── Dataset entries ──

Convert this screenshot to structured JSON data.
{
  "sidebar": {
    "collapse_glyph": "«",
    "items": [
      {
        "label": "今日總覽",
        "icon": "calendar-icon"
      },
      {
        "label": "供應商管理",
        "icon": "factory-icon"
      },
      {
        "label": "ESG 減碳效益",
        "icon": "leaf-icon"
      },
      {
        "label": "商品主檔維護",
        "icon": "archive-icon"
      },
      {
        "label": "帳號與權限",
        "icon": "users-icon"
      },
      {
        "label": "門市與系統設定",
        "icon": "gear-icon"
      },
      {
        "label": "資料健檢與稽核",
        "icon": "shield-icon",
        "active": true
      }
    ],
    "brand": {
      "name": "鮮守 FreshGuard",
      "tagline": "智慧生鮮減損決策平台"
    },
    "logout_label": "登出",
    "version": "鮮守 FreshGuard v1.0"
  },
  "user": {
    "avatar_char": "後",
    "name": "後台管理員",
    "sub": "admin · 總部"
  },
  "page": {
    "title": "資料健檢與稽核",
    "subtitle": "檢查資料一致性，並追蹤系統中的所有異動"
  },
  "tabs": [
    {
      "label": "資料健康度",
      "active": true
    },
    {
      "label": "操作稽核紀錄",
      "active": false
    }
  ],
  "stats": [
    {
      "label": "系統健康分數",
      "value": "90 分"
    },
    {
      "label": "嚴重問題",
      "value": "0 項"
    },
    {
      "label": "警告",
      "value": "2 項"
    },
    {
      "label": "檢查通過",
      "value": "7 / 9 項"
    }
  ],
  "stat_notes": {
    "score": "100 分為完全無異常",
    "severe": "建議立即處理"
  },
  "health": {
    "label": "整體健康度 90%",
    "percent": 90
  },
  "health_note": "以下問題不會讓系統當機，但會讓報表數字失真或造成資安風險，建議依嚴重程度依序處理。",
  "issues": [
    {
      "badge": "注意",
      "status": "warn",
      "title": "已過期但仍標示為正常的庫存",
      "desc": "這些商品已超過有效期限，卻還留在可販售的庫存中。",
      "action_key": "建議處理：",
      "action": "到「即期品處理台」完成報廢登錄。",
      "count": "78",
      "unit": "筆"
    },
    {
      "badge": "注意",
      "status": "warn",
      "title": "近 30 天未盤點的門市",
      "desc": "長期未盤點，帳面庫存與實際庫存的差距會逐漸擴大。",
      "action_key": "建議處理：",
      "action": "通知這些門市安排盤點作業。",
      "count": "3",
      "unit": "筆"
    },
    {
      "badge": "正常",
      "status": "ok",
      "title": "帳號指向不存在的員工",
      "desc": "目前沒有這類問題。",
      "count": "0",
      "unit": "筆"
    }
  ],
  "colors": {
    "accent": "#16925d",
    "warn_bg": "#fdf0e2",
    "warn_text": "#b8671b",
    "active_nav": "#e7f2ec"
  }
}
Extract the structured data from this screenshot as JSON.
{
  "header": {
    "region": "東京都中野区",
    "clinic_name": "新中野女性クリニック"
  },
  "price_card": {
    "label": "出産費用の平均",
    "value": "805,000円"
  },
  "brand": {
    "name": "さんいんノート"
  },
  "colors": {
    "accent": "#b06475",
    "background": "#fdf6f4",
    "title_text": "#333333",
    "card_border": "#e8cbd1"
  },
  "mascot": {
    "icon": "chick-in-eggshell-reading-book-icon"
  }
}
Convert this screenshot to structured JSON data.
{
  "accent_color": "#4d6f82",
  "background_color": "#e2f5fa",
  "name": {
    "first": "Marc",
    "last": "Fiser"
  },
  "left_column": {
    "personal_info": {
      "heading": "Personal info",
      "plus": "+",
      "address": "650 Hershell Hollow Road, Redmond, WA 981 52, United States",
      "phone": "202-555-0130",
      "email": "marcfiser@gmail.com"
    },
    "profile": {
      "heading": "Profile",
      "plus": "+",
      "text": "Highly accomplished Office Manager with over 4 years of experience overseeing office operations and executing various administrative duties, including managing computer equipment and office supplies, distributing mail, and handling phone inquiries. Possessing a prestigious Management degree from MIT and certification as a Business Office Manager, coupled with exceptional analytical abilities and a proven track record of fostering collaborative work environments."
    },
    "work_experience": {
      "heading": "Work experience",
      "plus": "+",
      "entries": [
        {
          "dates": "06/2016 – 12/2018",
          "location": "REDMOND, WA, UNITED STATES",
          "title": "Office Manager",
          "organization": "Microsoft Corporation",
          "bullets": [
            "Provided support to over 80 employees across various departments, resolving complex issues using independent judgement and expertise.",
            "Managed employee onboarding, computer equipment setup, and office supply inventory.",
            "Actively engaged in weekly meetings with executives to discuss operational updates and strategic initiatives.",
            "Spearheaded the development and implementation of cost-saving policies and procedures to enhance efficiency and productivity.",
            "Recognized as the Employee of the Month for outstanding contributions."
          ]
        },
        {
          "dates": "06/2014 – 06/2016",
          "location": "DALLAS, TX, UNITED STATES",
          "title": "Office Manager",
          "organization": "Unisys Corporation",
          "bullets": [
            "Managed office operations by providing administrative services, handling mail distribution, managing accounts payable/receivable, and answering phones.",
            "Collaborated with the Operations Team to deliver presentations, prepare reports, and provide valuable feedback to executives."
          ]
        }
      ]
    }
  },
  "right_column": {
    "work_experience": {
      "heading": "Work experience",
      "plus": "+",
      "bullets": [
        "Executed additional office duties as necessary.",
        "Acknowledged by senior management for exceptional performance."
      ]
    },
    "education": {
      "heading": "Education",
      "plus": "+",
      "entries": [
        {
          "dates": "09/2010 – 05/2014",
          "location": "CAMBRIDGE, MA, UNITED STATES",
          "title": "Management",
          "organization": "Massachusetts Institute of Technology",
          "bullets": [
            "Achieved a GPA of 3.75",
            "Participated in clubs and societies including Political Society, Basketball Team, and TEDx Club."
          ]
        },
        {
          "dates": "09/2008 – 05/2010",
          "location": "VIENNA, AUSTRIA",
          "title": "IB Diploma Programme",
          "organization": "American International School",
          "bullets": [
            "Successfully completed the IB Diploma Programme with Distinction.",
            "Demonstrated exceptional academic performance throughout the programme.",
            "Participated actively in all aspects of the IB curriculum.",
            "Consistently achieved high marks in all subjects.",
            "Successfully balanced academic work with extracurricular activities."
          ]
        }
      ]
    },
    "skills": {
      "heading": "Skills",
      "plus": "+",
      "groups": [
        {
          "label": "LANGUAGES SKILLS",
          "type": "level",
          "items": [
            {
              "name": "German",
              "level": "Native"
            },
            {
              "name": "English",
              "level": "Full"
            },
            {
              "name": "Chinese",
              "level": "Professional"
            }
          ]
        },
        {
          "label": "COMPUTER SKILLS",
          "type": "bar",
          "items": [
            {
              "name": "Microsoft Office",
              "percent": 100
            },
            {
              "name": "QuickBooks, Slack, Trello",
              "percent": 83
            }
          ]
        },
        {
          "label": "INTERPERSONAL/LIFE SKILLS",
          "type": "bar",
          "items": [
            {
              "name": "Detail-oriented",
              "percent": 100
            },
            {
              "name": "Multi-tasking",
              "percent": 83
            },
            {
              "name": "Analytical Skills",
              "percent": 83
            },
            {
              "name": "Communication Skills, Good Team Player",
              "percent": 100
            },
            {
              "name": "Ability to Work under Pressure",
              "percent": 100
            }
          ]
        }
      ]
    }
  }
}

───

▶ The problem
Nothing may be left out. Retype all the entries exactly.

▶ Exercise output
Convert this screenshot to structured JSON data.
{
  "sidebar": {
    "collapse_glyph": "«",
    "items": [
      {
        "label": "今日總覽",
        "icon": "calendar-icon"
      },
      {
        "label": "供應商管理",
        "icon": "factory-icon"
      },
      {
        "label": "ESG 減碳效益",
        "icon": "leaf-icon"
      },
      {
        "label": "商品主檔維護",
        "icon": "archive-icon"
      },
      {
        "label": "帳號與權限",
        "icon": "users-icon"
      },
      {
        "label": "門市與系統設定",
        "icon": "gear-icon"
      },
      {
        "label": "資料健檢與稽核",
        "icon": "shield-icon",
        "active": true
      }
    ],
    "brand": {
      "name": "鮮守 FreshGuard",
      "tagline": "智慧生鮮減損決策平台"
    },
    "logout_label": "登出",
    "version": "鮮守 FreshGuard v1.0"
  },
  "user": {
    "avatar_char": "後",
    "name": "後台管理員",
    "sub": "admin · 總部"
  },
  "page": {
    "title": "資料健檢與稽核",
    "subtitle": "檢查資料一致性，並追蹤系統中的所有異動"
  },
  "tabs": [
    {
      "label": "資料健康度",
      "active": true
    },
    {
      "label": "操作稽核紀錄",
      "active": false
    }
  ],
  "stats": [
    {
      "label": "系統健康分數",
      "value": "90 分"
    },
    {
      "label": "嚴重問題",
      "value": "0 項"
    },
    {
      "label": "警告",
      "value": "2 項"
    },
    {
      "label": "檢查通過",
      "value": "7 / 9 項"
    }
  ],
  "stat_notes": {
    "score": "100 分為完全無異常",
    "severe": "建議立即處理"
  },
  "health": {
    "label": "整體健康度 90%",
    "percent": 90
  },
  "health_note": "以下問題不會讓系統當機，但會讓報表數字失真或造成資安風險，建議依嚴重程度依序處理。",
  "issues": [
    {
      "badge": "注意",
      "status": "warn",
      "title": "已過期但仍標示為正常的庫存",
      "desc": "這些商品已超過有效期限，卻還留在可販售的庫存中。",
      "action_key": "建議處理：",
      "action": "到「即期品處理台」完成報廢登錄。",
      "count": "78",
      "unit": "筆"
    },
    {
      "badge": "注意",
      "status": "warn",
      "title": "近 30 天未盤點的門市",
      "desc": "長期未盤點，帳面庫存與實際庫存的差距會逐漸擴大。",
      "action_key": "建議處理：",
      "action": "通知這些門市安排盤點作業。",
      "count": "3",
      "unit": "筆"
    },
    {
      "badge": "正常",
      "status": "ok",
      "title": "帳號指向不存在的員工",
      "desc": "目前沒有這類問題。",
      "count": "0",
      "unit": "筆"
    }
  ],
  "colors": {
    "accent": "#16925d",
    "warn_bg": "#fdf0e2",
    "warn_text": "#b8671b",
    "active_nav": "#e7f2ec"
  }
}
Extract the structured data from this screenshot as JSON.
{
  "header": {
    "region": "東京都中野区",
    "clinic_name": "新中野女性クリニック"
  },
  "price_card": {
    "label": "出産費用の平均",
    "value": "805,000円"
  },
  "brand": {
    "name": "さんいんノート"
  },
  "colors": {
    "accent": "#b06475",
    "background": "#fdf6f4",
    "title_text": "#333333",
    "card_border": "#e8cbd1"
  },
  "mascot": {
    "icon": "chick-in-eggshell-reading-book-icon"
  }
}
Convert this screenshot to structured JSON data.
{
  "accent_color": "#4d6f82",
  "background_color": "#e2f5fa",
  "name": {
    "first": "Marc",
    "last": "Fiser"
  },
  "left_column": {
    "personal_info": {
      "heading": "Personal info",
      "plus": "+",
      "address": "650 Hershell Hollow Road, Redmond, WA 981 52, United States",
      "phone": "202-555-0130",
      "email": "marcfiser@gmail.com"
    },
    "profile": {
      "heading": "Profile",
      "plus": "+",
      "text": "Highly accomplished Office Manager with over 4 years of experience overseeing office operations and executing various administrative duties, including managing computer equipment and office supplies, distributing mail, and handling phone inquiries. Possessing a prestigious Management degree from MIT and certification as a Business Office Manager, coupled with exceptional analytical abilities and a proven track record of fostering collaborative work environments."
    },
    "work_experience": {
      "heading": "Work experience",
      "plus": "+",
      "entries": [
        {
          "dates": "06/2016 – 12/2018",
          "location": "REDMOND, WA, UNITED STATES",
          "title": "Office Manager",
          "organization": "Microsoft Corporation",
          "bullets": [
            "Provided support to over 80 employees across various departments, resolving complex issues using independent judgement and expertise.",
            "Managed employee onboarding, computer equipment setup, and office supply inventory.",
            "Actively engaged in weekly meetings with executives to discuss operational updates and strategic initiatives.",
            "Spearheaded the development and implementation of cost-saving policies and procedures to enhance efficiency and productivity.",
            "Recognized as the Employee of the Month for outstanding contributions."
          ]
        },
        {
          "dates": "06/2014 – 06/2016",
          "location": "DALLAS, TX, UNITED STATES",
          "title": "Office Manager",
          "organization": "Unisys Corporation",
          "bullets": [
            "Managed office operations by providing administrative services, handling mail distribution, managing accounts payable/receivable, and answering phones.",
            "Collaborated with the Operations Team to deliver presentations, prepare reports, and provide valuable feedback to executives."
          ]
        }
      ]
    }
  },
  "right_column": {
    "work_experience": {
      "heading": "Work experience",
      "plus": "+",
      "bullets": [
        "Executed additional office duties as necessary.",
        "Acknowledged by senior management for exceptional performance."
      ]
    },
    "education": {
      "heading": "Education",
      "plus": "+",
      "entries": [
        {
          "dates": "09/2010 – 05/2014",
          "location": "CAMBRIDGE, MA, UNITED STATES",
          "title": "Management",
          "organization": "Massachusetts Institute of Technology",
          "bullets": [
            "Achieved a GPA of 3.75",
            "Participated in clubs and societies including Political Society, Basketball Team, and TEDx Club."
          ]
        },
        {
          "dates": "09/2008 – 05/2010",
          "location": "VIENNA, AUSTRIA",
          "title": "IB Diploma Programme",
          "organization": "American International School",
          "bullets": [
            "Successfully completed the IB Diploma Programme with Distinction.",
            "Demonstrated exceptional academic performance throughout the programme.",
            "Participated actively in all aspects of the IB curriculum.",
            "Consistently achieved high marks in all subjects.",
            "Successfully balanced academic work with extracurricular activities."
          ]
        }
      ]
    },
    "skills": {
      "heading": "Skills",
      "plus": "+",
      "groups": [
        {
          "label": "LANGUAGES SKILLS",
          "type": "level",
          "items": [
            {
              "name": "German",
              "level": "Native"
            },
            {
              "name": "English",
              "level": "Full"
            },
            {
              "name": "Chinese",
              "level": "Professional"
            }
          ]
        },
        {
          "label": "COMPUTER SKILLS",
          "type": "bar",
          "items": [
            {
              "name": "Microsoft Office",
              "percent": 100
            },
            {
              "name": "QuickBooks, Slack, Trello",
              "percent": 83
            }
          ]
        },
        {
          "label": "INTERPERSONAL/LIFE SKILLS",
          "type": "bar",
          "items": [
            {
              "name": "Detail-oriented",
              "percent": 100
            },
            {
              "name": "Multi-tasking",
              "percent": 83
            },
            {
              "name": "Analytical Skills",
              "percent": 83
            },
            {
              "name": "Communication Skills, Good Team Player",
              "percent": 100
            },
            {
              "name": "Ability to Work under Pressure",
              "percent": 100
            }
          ]
        }
      ]
    }
  }
}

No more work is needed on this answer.